buy Eulana Weekes
St. Kitts and Nevis (WINN): The Caribe Wave Simulation Exercise scheduled for Thursday, March 23, 2023, seeks to “validate and advance tsunami preparedness efforts in the Caribbean and Adjacent Regions.”
Countries are expected to conduct a simulation exercise using one of the following scenarios; a tsunami generated by a magnitude 7.6 earthquake located on the Gulf of Honduras or a tsunami caused by a flank collapse of the Mount Pelée volcano.
The Pacific Tsunami Warning Center in Hawaii will send an alert to the Tsunami Warning Focal Point, which is a 24-hour operating agency. In St. Kitts and Nevis, the Police Telecommunications Department serves as the focal point. The alert message will state the possibility of a Tsunami threat, listing the countries included in the exercise. It will also give the estimated time of the first wave.
In St.Kitts, the National Emergency Management Agency (NEMA) will spearhead the Tsunami Exercise in collaboration with the Royal St.Christopher and Nevis Police Force, St. Kitts-Nevis Defence Force and the St.Kitts and Nevis Fire & Rescue Services. The simulation area is the city of Basseterre from Sandown Road to the Cenotaph, which extends inland to as far as Central Street.
The Traffic Department will be present to control the traffic flow near the simulation exercise.
Several businesses and institutions have registered to participate in the exercise, whilst bystanders are encouraged to participate. Businesses will test their Emergency and Evacuation Plans, whether they know how to use them or pinpoint any weaknesses within their plans. Businesses that still need a plan may reach out to NEMA for assistance. The general population is encouraged to embrace the practice exercise to prevent difficulties in the event of a Tsunami.
The communications between the Pacific Tsunami Warning Center, the Tsunami Warning Focal Points, the National Tsunami Warning Centers and the media will also be tested.
According to NEMA, “Partial evacuations will be done at the Newtown Playing Field, Independence Square, and Greenlands Park. Alerts will be broadcast through radio stations by interrupting their regular programming, by SMS messages, and through emergency response agencies.”

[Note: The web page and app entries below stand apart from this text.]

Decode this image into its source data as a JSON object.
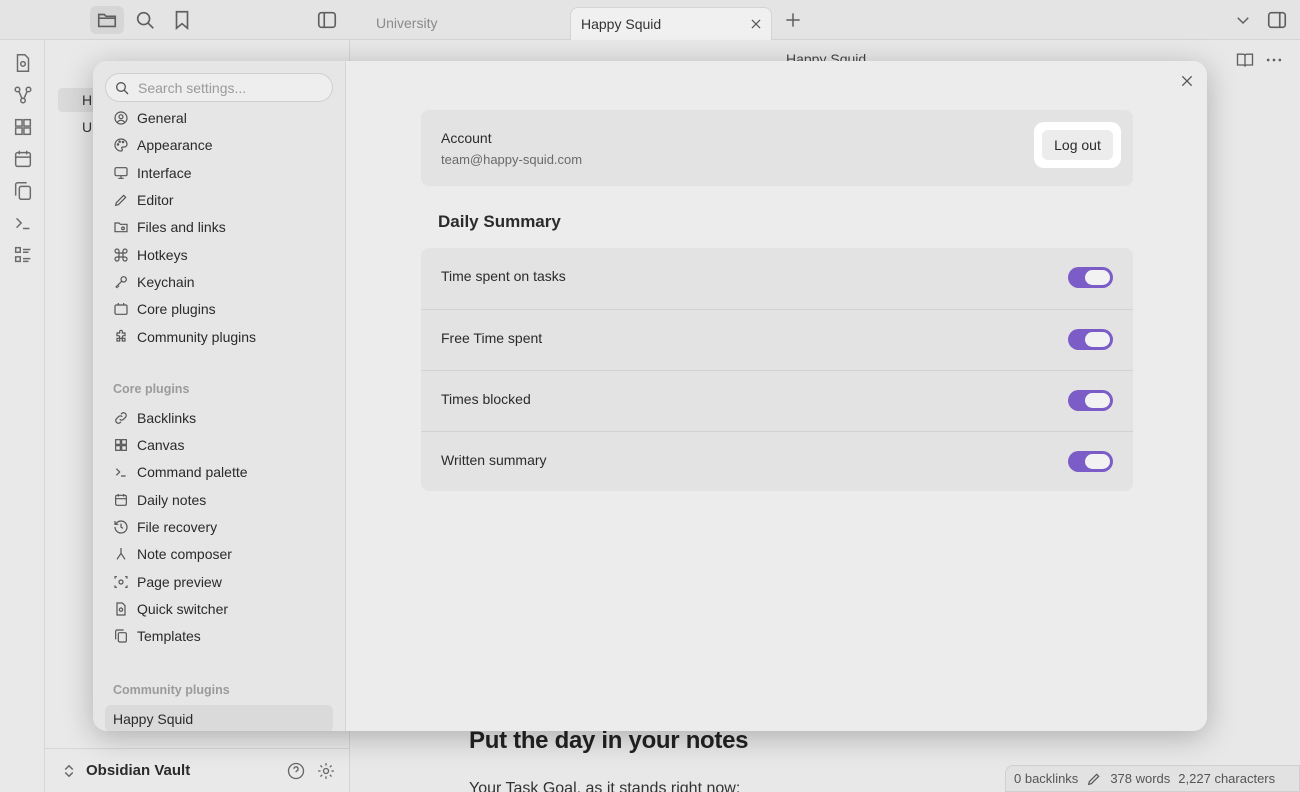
{
  "tabs": [
    {
      "label": "University",
      "active": false
    },
    {
      "label": "Happy Squid",
      "active": true
    }
  ],
  "header": {
    "note_title": "Happy Squid"
  },
  "file_explorer": {
    "partial_items": [
      "H",
      "U"
    ]
  },
  "settings": {
    "search_placeholder": "Search settings...",
    "options": [
      "General",
      "Appearance",
      "Interface",
      "Editor",
      "Files and links",
      "Hotkeys",
      "Keychain",
      "Core plugins",
      "Community plugins"
    ],
    "core_plugins_heading": "Core plugins",
    "core_plugins": [
      "Backlinks",
      "Canvas",
      "Command palette",
      "Daily notes",
      "File recovery",
      "Note composer",
      "Page preview",
      "Quick switcher",
      "Templates"
    ],
    "community_plugins_heading": "Community plugins",
    "community_plugins": [
      "Happy Squid"
    ],
    "selected": "Happy Squid"
  },
  "plugin_page": {
    "account_label": "Account",
    "account_email": "team@happy-squid.com",
    "logout_label": "Log out",
    "section_title": "Daily Summary",
    "toggles": [
      {
        "label": "Time spent on tasks",
        "on": true
      },
      {
        "label": "Free Time spent",
        "on": true
      },
      {
        "label": "Times blocked",
        "on": true
      },
      {
        "label": "Written summary",
        "on": true
      }
    ],
    "accent_color": "#7c5cc6"
  },
  "note": {
    "heading": "Put the day in your notes",
    "first_line": "Your Task Goal, as it stands right now:"
  },
  "vault": {
    "name": "Obsidian Vault"
  },
  "status_bar": {
    "backlinks": "0 backlinks",
    "words": "378 words",
    "characters": "2,227 characters"
  }
}
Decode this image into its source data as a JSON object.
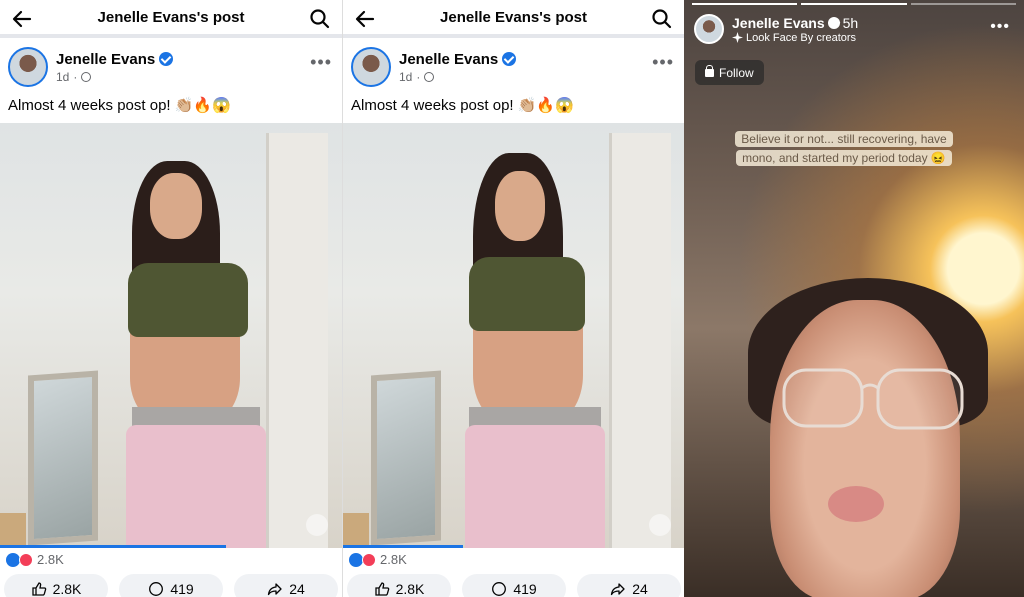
{
  "colors": {
    "fb_blue": "#1b74e4",
    "love_red": "#f33e58",
    "text_secondary": "#65676b",
    "button_bg": "#f0f2f5"
  },
  "icons": [
    "back-arrow-icon",
    "search-icon",
    "verified-badge-icon",
    "globe-icon",
    "more-icon",
    "like-reaction-icon",
    "love-reaction-icon",
    "thumbs-up-icon",
    "comment-icon",
    "share-icon",
    "mute-icon",
    "lock-icon",
    "sparkle-icon"
  ],
  "panel1": {
    "topbar": {
      "title": "Jenelle Evans's post"
    },
    "post": {
      "author": "Jenelle Evans",
      "time": "1d",
      "separator": "·",
      "caption": "Almost 4 weeks post op! 👏🏼🔥😱",
      "video_progress": 0.66,
      "reaction_count": "2.8K",
      "actions": {
        "like": "2.8K",
        "comment": "419",
        "share": "24"
      }
    }
  },
  "panel2": {
    "topbar": {
      "title": "Jenelle Evans's post"
    },
    "post": {
      "author": "Jenelle Evans",
      "time": "1d",
      "separator": "·",
      "caption": "Almost 4 weeks post op! 👏🏼🔥😱",
      "video_progress": 0.35,
      "reaction_count": "2.8K",
      "actions": {
        "like": "2.8K",
        "comment": "419",
        "share": "24"
      }
    }
  },
  "story": {
    "user": "Jenelle Evans",
    "time": "5h",
    "effect": "Look Face By creators",
    "follow_label": "Follow",
    "caption": "Believe it or not... still recovering, have mono, and started my period today 😖",
    "segments_total": 3,
    "segments_done": 2
  }
}
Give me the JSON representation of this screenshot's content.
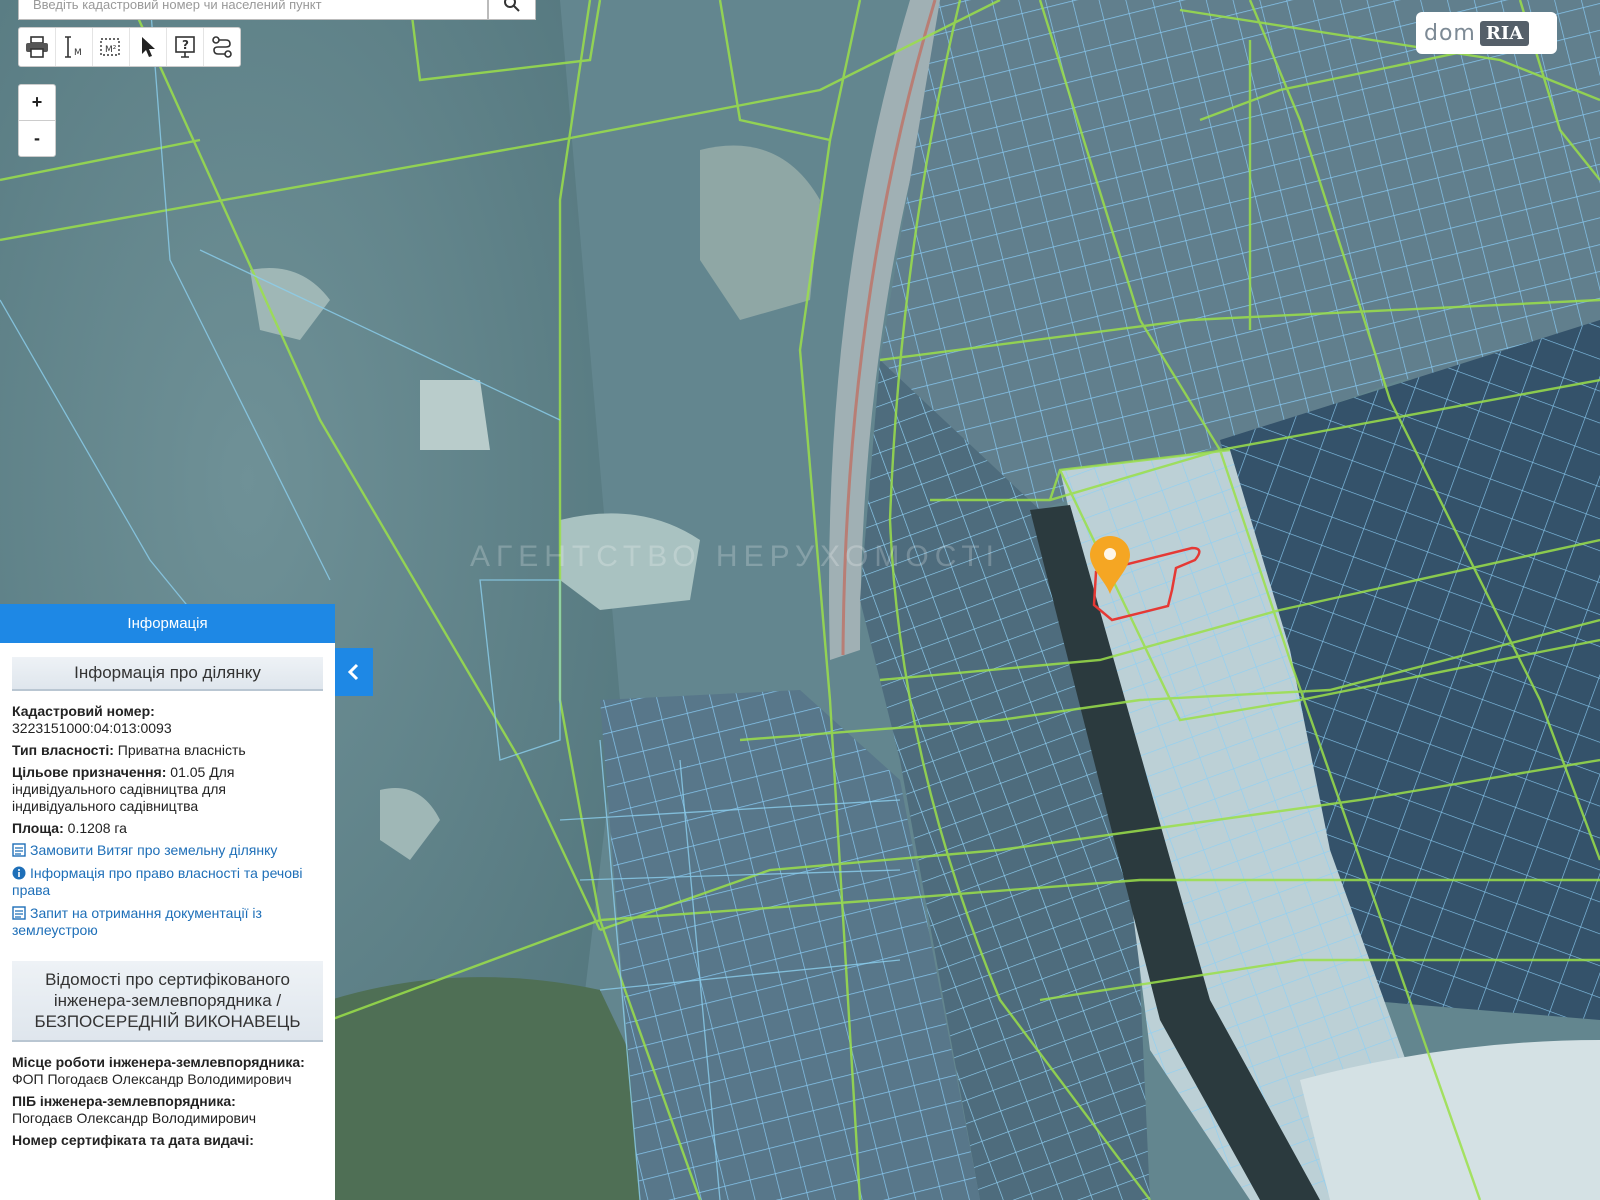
{
  "search": {
    "placeholder": "Введіть кадастровий номер чи населений пункт"
  },
  "toolbar": {
    "icons": [
      "printer-icon",
      "measure-distance-icon",
      "measure-area-icon",
      "pointer-icon",
      "info-icon",
      "route-icon"
    ]
  },
  "zoom": {
    "in_label": "+",
    "out_label": "-"
  },
  "logo": {
    "left": "dom",
    "right": "RIA"
  },
  "watermark": {
    "agency": "АГЕНТСТВО НЕРУХОМОСТІ"
  },
  "colors": {
    "panel_header": "#1e88e5",
    "parcel_highlight": "#e53935",
    "marker": "#f5a623",
    "boundary_green": "#9be04a",
    "parcel_blue": "#7fc4ee"
  },
  "panel": {
    "header": "Інформація",
    "section1_title": "Інформація про ділянку",
    "cadastral_label": "Кадастровий номер:",
    "cadastral_value": "3223151000:04:013:0093",
    "ownership_label": "Тип власності:",
    "ownership_value": "Приватна власність",
    "purpose_label": "Цільове призначення:",
    "purpose_value": "01.05 Для індивідуального садівництва для індивідуального садівництва",
    "area_label": "Площа:",
    "area_value": "0.1208 га",
    "link_order": "Замовити Витяг про земельну ділянку",
    "link_rights": "Інформація про право власності та речові права",
    "link_request": "Запит на отримання документації із землеустрою",
    "section2_title": "Відомості про сертифікованого інженера-землевпорядника / БЕЗПОСЕРЕДНІЙ ВИКОНАВЕЦЬ",
    "workplace_label": "Місце роботи інженера-землевпорядника:",
    "workplace_value": "ФОП Погодаєв Олександр Володимирович",
    "engineer_label": "ПІБ інженера-землевпорядника:",
    "engineer_value": "Погодаєв Олександр Володимирович",
    "certificate_label": "Номер сертифіката та дата видачі:"
  }
}
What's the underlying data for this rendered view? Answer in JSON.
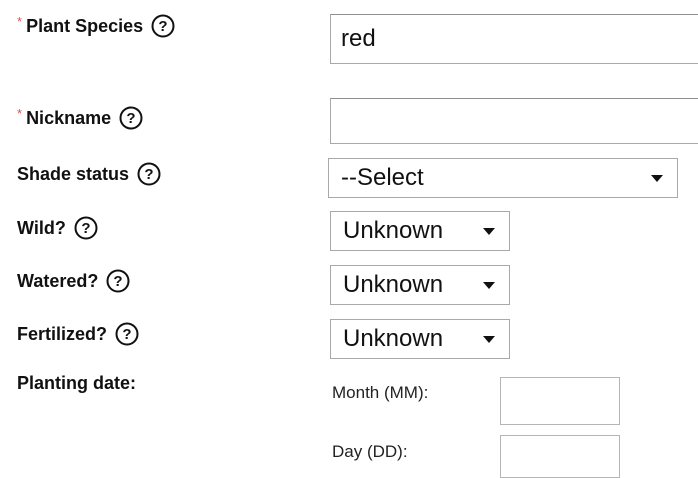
{
  "fields": {
    "plant_species": {
      "required_marker": "*",
      "label": "Plant Species",
      "value": "red"
    },
    "nickname": {
      "required_marker": "*",
      "label": "Nickname",
      "value": ""
    },
    "shade_status": {
      "label": "Shade status",
      "selected": "--Select"
    },
    "wild": {
      "label": "Wild?",
      "selected": "Unknown"
    },
    "watered": {
      "label": "Watered?",
      "selected": "Unknown"
    },
    "fertilized": {
      "label": "Fertilized?",
      "selected": "Unknown"
    },
    "planting_date": {
      "label": "Planting date:",
      "month_label": "Month (MM):",
      "month_value": "",
      "day_label": "Day (DD):",
      "day_value": ""
    }
  },
  "icons": {
    "help": "question-circle-icon",
    "dropdown": "caret-down-icon"
  },
  "colors": {
    "required": "#d9534f",
    "border": "#a9a9a9"
  }
}
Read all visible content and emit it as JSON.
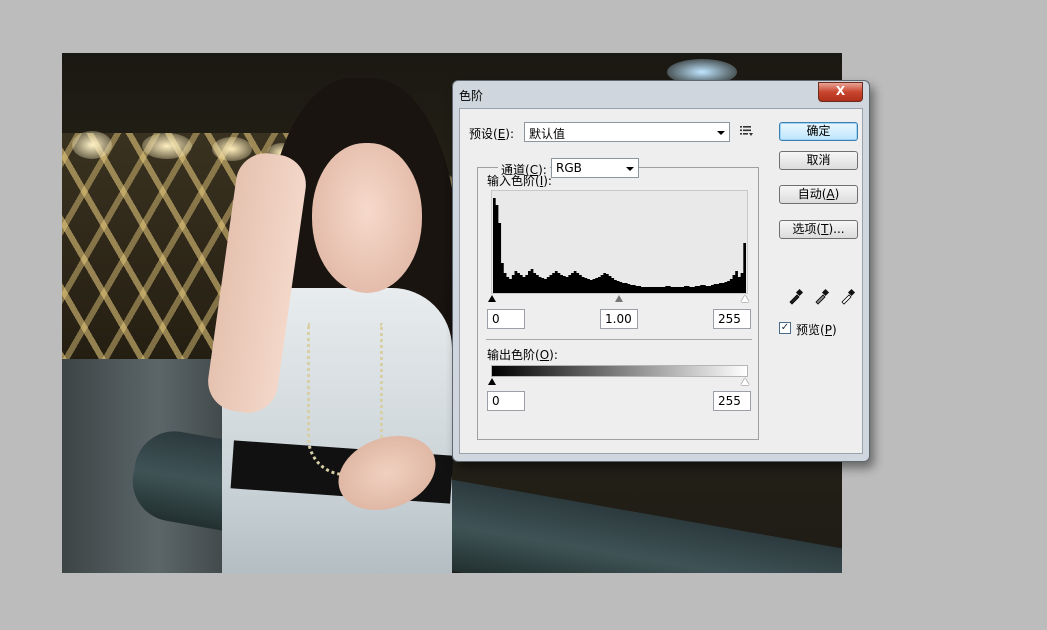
{
  "dialog": {
    "title": "色阶",
    "close_label": "X",
    "preset": {
      "label": "预设(E):",
      "label_prefix": "预设(",
      "label_key": "E",
      "label_suffix": "):",
      "value": "默认值"
    },
    "channel": {
      "label_prefix": "通道(",
      "label_key": "C",
      "label_suffix": "):",
      "value": "RGB"
    },
    "input_levels": {
      "label_prefix": "输入色阶(",
      "label_key": "I",
      "label_suffix": "):",
      "black": "0",
      "gamma": "1.00",
      "white": "255"
    },
    "output_levels": {
      "label_prefix": "输出色阶(",
      "label_key": "O",
      "label_suffix": "):",
      "black": "0",
      "white": "255"
    },
    "buttons": {
      "ok": "确定",
      "cancel": "取消",
      "auto_prefix": "自动(",
      "auto_key": "A",
      "auto_suffix": ")",
      "options_prefix": "选项(",
      "options_key": "T",
      "options_suffix": ")..."
    },
    "preview": {
      "label_prefix": "预览(",
      "label_key": "P",
      "label_suffix": ")",
      "checked": true
    }
  },
  "icons": [
    "eyedropper-black-icon",
    "eyedropper-gray-icon",
    "eyedropper-white-icon",
    "preset-options-icon"
  ],
  "histogram": {
    "bins": [
      95,
      88,
      70,
      30,
      20,
      16,
      14,
      18,
      22,
      20,
      18,
      16,
      18,
      22,
      24,
      20,
      18,
      16,
      15,
      14,
      16,
      18,
      20,
      22,
      20,
      18,
      17,
      16,
      18,
      20,
      22,
      20,
      18,
      16,
      15,
      14,
      13,
      14,
      15,
      16,
      18,
      20,
      19,
      17,
      15,
      13,
      12,
      11,
      10,
      10,
      9,
      8,
      8,
      7,
      7,
      6,
      6,
      6,
      6,
      6,
      6,
      6,
      6,
      6,
      7,
      7,
      6,
      6,
      6,
      6,
      6,
      7,
      7,
      6,
      6,
      7,
      7,
      8,
      8,
      7,
      7,
      8,
      9,
      9,
      10,
      10,
      11,
      12,
      14,
      18,
      22,
      16,
      20,
      50
    ],
    "max": 100
  }
}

Meanwhile, in several radio programmes, a Caribe Wave official, Superintendent of Police Mr. Lyndon David, said that a regional or distant Tsunami would give individuals on St.Kitts and Nevis time to run to higher grounds but warned that a local Tsunami could happen suddenly, especially if the epicentre is in the water. David said individuals should not take the sign of water rolling back as amazing but instead take it as a sign that disaster is on its way and that it is time to run.
According to Scientists, a Tsunami travels very fast, up to 600 miles per hour and would take everything possible that is in its path.
In addition, Fire Sub Station Officer Mr. Timothy Martin said, in the unlikely event of a Tsunami, the safe zone for the Basseterre area is the F.T Williams Highway, heading North into St. Peters; any area below it is designated as a hazardous zone. He added that the best chance of safety is heading to higher grounds by foot instead of by vehicle, as traffic jams can limit one’s time of getting to safety. Another critical matter raised was the idea of adults panicking to get their children. Martin said schools often partake in simulation exercises, so the children will know what to do and where to go if there is a disaster.